Dietary Fiber and Coronary Heart Disease Prevention

Author Affiliations

Harvard School of Public Health Boston, Mass

JAMA. 1996;275(24):1883. doi:10.1001/jama.1996.03530480025030

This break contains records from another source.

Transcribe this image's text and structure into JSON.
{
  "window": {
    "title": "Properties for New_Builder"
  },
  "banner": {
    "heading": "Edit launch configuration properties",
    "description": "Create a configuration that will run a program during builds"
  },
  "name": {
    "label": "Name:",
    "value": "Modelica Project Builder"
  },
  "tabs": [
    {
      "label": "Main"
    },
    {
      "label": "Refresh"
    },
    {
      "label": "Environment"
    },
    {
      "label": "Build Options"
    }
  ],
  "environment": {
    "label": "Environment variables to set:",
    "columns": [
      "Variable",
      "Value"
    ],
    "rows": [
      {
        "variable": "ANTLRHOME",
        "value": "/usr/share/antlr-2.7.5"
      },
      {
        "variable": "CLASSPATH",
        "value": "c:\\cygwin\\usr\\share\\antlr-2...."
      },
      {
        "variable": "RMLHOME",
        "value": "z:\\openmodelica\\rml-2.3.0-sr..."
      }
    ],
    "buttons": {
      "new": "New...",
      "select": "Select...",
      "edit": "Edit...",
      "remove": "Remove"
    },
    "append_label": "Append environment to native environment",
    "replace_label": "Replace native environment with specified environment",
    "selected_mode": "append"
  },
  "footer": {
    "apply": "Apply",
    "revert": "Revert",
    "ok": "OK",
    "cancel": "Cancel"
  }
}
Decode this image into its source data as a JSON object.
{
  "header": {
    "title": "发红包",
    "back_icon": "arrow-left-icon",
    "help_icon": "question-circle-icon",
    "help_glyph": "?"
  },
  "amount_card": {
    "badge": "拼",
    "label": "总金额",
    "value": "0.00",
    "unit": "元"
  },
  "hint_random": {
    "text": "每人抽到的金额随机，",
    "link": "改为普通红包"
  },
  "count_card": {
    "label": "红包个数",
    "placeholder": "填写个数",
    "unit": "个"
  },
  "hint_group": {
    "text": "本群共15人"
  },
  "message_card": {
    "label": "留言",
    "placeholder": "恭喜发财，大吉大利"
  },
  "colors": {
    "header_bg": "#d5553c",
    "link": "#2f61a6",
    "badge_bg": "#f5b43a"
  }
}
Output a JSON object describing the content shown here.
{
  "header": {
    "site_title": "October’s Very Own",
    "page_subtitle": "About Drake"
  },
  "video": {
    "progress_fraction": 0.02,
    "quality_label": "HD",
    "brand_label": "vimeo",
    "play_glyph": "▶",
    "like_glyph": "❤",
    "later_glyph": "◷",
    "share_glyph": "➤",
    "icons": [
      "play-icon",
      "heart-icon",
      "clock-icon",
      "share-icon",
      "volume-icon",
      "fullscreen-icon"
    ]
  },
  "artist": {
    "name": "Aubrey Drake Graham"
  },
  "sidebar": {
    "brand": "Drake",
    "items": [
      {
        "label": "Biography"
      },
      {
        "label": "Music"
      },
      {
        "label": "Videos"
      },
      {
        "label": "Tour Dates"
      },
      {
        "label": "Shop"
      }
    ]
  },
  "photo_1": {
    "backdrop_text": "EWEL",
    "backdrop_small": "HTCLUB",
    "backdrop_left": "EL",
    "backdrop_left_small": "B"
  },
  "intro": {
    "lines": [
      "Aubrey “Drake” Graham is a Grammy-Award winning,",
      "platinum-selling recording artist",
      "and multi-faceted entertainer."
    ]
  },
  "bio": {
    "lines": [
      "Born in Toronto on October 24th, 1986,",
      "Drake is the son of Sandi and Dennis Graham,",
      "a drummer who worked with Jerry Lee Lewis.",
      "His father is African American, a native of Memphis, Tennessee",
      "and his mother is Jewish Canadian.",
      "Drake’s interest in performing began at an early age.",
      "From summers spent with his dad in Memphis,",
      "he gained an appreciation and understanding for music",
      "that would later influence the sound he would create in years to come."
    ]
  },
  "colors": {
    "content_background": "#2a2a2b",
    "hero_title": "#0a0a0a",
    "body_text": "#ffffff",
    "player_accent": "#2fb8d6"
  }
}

In Reply.  —Although we cannot address all of the factors associated with fiber discussed by Dr Frühbeck, we recently expanded the food composition database for our semiquantitative food-frequency questionnaire to include phytates and several flavonoid compounds (ie, quercetin, myricetin, kaempferol, luteolin, and apigenin). For each of these compounds, we derived average daily intake using food composition tables based on published analyses of flavonoids1,2 and phytates3 and supplemented these with values from additional US foods sent to the same reference laboratories. Adding quintiles of total flavonoid to our main multivariate model did not appreciably alter the relative risk (RR) for dietary fiber. When we added quintiles of phytate into our multivariate model, the RR for total dietary fiber was marginally attenuated from 0.64 (95% confidence interval [CI], 0.47-0.87) to 0.71 (95% CI, 0.50-1.00). Because the specific RR for a high vs low intake of phytate (RR, 0.90; 95% CI,